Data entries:
* * * * * * *

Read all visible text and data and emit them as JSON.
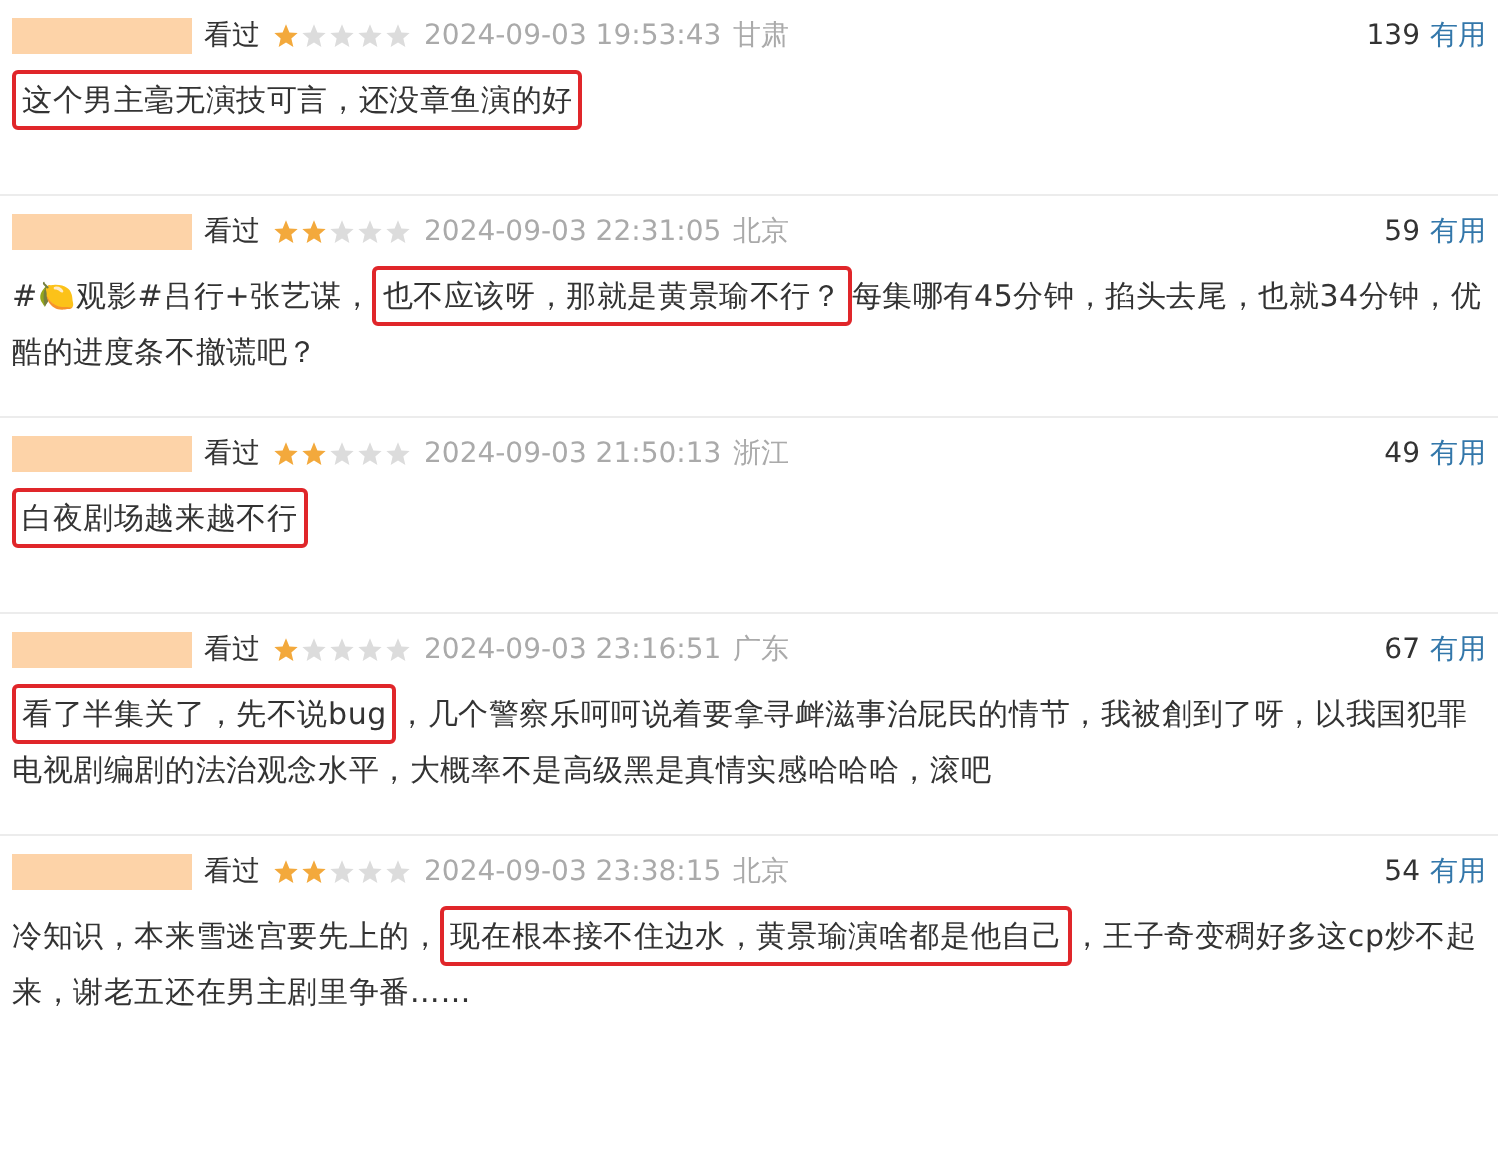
{
  "reviews": [
    {
      "status": "看过",
      "stars": 1,
      "time": "2024-09-03 19:53:43",
      "region": "甘肃",
      "votes": "139",
      "useful": "有用",
      "text": [
        {
          "text": "这个男主毫无演技可言，还没章鱼演的好",
          "highlighted": true
        }
      ]
    },
    {
      "status": "看过",
      "stars": 2,
      "time": "2024-09-03 22:31:05",
      "region": "北京",
      "votes": "59",
      "useful": "有用",
      "text": [
        {
          "text": "#🍋观影#吕行+张艺谋，",
          "highlighted": false
        },
        {
          "text": "也不应该呀，那就是黄景瑜不行？",
          "highlighted": true
        },
        {
          "text": "每集哪有45分钟，掐头去尾，也就34分钟，优酷的进度条不撤谎吧？",
          "highlighted": false
        }
      ]
    },
    {
      "status": "看过",
      "stars": 2,
      "time": "2024-09-03 21:50:13",
      "region": "浙江",
      "votes": "49",
      "useful": "有用",
      "text": [
        {
          "text": "白夜剧场越来越不行",
          "highlighted": true
        }
      ]
    },
    {
      "status": "看过",
      "stars": 1,
      "time": "2024-09-03 23:16:51",
      "region": "广东",
      "votes": "67",
      "useful": "有用",
      "text": [
        {
          "text": "看了半集关了，先不说bug",
          "highlighted": true
        },
        {
          "text": "，几个警察乐呵呵说着要拿寻衅滋事治屁民的情节，我被創到了呀，以我国犯罪电视剧编剧的法治观念水平，大概率不是高级黑是真情实感哈哈哈，滚吧",
          "highlighted": false
        }
      ]
    },
    {
      "status": "看过",
      "stars": 2,
      "time": "2024-09-03 23:38:15",
      "region": "北京",
      "votes": "54",
      "useful": "有用",
      "text": [
        {
          "text": "冷知识，本来雪迷宫要先上的，",
          "highlighted": false
        },
        {
          "text": "现在根本接不住边水，黄景瑜演啥都是他自己",
          "highlighted": true
        },
        {
          "text": "，王子奇变稠好多这cp炒不起来，谢老五还在男主剧里争番……",
          "highlighted": false
        }
      ]
    }
  ]
}
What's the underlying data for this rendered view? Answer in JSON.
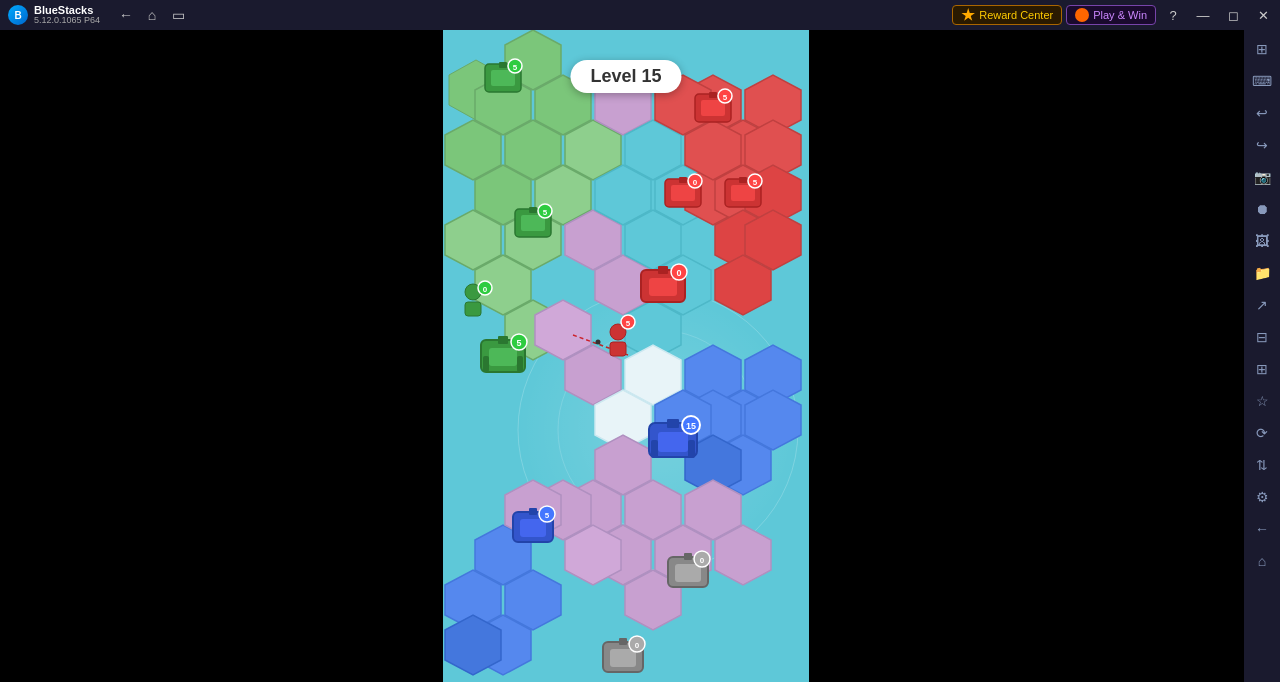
{
  "titlebar": {
    "app_name": "BlueStacks",
    "app_version": "5.12.0.1065  P64",
    "reward_center_label": "Reward Center",
    "play_win_label": "Play & Win"
  },
  "game": {
    "level_label": "Level 15"
  },
  "sidebar": {
    "icons": [
      "⊕",
      "🏠",
      "⊞",
      "❓",
      "—",
      "⊡",
      "✕"
    ]
  }
}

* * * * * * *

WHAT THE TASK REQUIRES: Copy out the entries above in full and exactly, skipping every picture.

ANSWER FOR THE TASK:
Read all visible text and data and emit them as JSON.
{
  "reviews": [
    {
      "status": "看过",
      "stars": 1,
      "time": "2024-09-03 19:53:43",
      "region": "甘肃",
      "votes": "139",
      "useful": "有用",
      "text": [
        {
          "text": "这个男主毫无演技可言，还没章鱼演的好",
          "highlighted": true
        }
      ]
    },
    {
      "status": "看过",
      "stars": 2,
      "time": "2024-09-03 22:31:05",
      "region": "北京",
      "votes": "59",
      "useful": "有用",
      "text": [
        {
          "text": "#🍋观影#吕行+张艺谋，",
          "highlighted": false
        },
        {
          "text": "也不应该呀，那就是黄景瑜不行？",
          "highlighted": true
        },
        {
          "text": "每集哪有45分钟，掐头去尾，也就34分钟，优酷的进度条不撤谎吧？",
          "highlighted": false
        }
      ]
    },
    {
      "status": "看过",
      "stars": 2,
      "time": "2024-09-03 21:50:13",
      "region": "浙江",
      "votes": "49",
      "useful": "有用",
      "text": [
        {
          "text": "白夜剧场越来越不行",
          "highlighted": true
        }
      ]
    },
    {
      "status": "看过",
      "stars": 1,
      "time": "2024-09-03 23:16:51",
      "region": "广东",
      "votes": "67",
      "useful": "有用",
      "text": [
        {
          "text": "看了半集关了，先不说bug",
          "highlighted": true
        },
        {
          "text": "，几个警察乐呵呵说着要拿寻衅滋事治屁民的情节，我被創到了呀，以我国犯罪电视剧编剧的法治观念水平，大概率不是高级黑是真情实感哈哈哈，滚吧",
          "highlighted": false
        }
      ]
    },
    {
      "status": "看过",
      "stars": 2,
      "time": "2024-09-03 23:38:15",
      "region": "北京",
      "votes": "54",
      "useful": "有用",
      "text": [
        {
          "text": "冷知识，本来雪迷宫要先上的，",
          "highlighted": false
        },
        {
          "text": "现在根本接不住边水，黄景瑜演啥都是他自己",
          "highlighted": true
        },
        {
          "text": "，王子奇变稠好多这cp炒不起来，谢老五还在男主剧里争番……",
          "highlighted": false
        }
      ]
    }
  ]
}
What's the underlying data for this rendered view? Answer in JSON.
{
  "titlebar": {
    "app_name": "BlueStacks",
    "app_version": "5.12.0.1065  P64",
    "reward_center_label": "Reward Center",
    "play_win_label": "Play & Win"
  },
  "game": {
    "level_label": "Level 15"
  },
  "sidebar": {
    "icons": [
      "⊕",
      "🏠",
      "⊞",
      "❓",
      "—",
      "⊡",
      "✕"
    ]
  }
}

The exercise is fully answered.